Of course, some shoppers might not know that some fabrics come from forests in the first place. Julia Kozlik, textile program lead at PEFC, told me that even just a few years ago, many fashion brands wouldn’t have made the connection either. But new regulations such as the European Union Deforestation Regulation and the Green Claims Directive are forcing companies to become much more aware of what’s happening in their supply chains. About 50% of the fashion brands that have engaged with PEFC now have policies or targets to only source from certified sustainably-managed forests. The value of creating a fully-traceable supply chain for brands is that they’re able to make verified green claims about their sourcing.

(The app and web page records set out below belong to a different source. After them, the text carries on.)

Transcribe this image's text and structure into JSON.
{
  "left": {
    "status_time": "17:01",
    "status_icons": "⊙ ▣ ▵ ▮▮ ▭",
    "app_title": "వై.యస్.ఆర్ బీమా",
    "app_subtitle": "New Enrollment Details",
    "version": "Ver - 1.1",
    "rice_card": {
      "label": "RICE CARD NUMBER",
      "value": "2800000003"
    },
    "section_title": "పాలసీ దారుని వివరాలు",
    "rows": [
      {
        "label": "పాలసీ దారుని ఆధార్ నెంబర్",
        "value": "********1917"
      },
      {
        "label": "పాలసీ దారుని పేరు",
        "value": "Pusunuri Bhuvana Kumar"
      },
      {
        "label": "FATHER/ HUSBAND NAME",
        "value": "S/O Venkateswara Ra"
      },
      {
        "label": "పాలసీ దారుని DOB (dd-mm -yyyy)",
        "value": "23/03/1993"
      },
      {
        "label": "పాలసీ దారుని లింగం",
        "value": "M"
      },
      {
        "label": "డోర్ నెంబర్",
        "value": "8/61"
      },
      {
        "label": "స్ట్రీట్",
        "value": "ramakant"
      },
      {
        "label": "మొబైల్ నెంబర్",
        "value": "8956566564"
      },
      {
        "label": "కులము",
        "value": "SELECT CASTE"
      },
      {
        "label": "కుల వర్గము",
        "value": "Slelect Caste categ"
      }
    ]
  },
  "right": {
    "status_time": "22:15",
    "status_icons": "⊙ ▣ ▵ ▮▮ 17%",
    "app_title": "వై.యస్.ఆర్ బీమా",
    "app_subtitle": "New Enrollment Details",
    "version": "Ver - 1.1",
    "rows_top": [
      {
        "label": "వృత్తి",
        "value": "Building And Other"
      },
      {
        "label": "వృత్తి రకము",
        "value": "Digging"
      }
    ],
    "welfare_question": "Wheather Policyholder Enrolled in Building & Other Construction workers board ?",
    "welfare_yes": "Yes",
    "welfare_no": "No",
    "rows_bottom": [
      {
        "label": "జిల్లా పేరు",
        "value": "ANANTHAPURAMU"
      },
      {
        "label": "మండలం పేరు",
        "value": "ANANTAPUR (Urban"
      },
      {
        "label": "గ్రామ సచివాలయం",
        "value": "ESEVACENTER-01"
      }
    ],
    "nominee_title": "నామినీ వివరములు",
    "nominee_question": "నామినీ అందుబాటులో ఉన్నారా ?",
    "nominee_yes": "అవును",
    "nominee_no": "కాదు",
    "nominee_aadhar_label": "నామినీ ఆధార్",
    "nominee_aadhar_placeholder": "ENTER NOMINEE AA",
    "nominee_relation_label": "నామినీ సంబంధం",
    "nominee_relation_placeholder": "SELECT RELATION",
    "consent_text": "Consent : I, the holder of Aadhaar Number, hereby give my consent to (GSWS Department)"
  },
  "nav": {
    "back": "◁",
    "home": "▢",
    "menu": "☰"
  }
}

But there’s still work to be done. At a workshop I attended, multiple barriers to adopting a fully traceable and certified MMCF supply chain were raised, ranging from cost and the burden of extra paperwork to a lack of consumer awareness.
The real barrier is that the supply chain for fashion is complicated and fragmented. But it’s possible to achieve traceability, as the paper industry has shown. Several random items on my desk—a birthday card, a box of Band-Aids, a packet of tissues, a book—all have some form of certification label printed on them to show that the paper came from wholly or partly sustainable sources. The apparel industry isn’t starting from scratch here; it has a well-used template to copy from with established procedures and organizations in place.
It’s positive that brands are starting to properly vet their products, and we might start to see those PEFC or FSC stamps on clothing tags soon.
There’s still the larger question of consumer education, though. If shoppers don’t know that their clothes came from trees, they won’t interrogate how those trees are harvested. And if they’re not raising those questions, then some brands may continue to resist moving toward true traceability.
This is my way of telling you to find out what you’re wearing. If it’s not clear right away, you should demand information.
Lara Williams is a Bloomberg Opinion columnist covering climate change.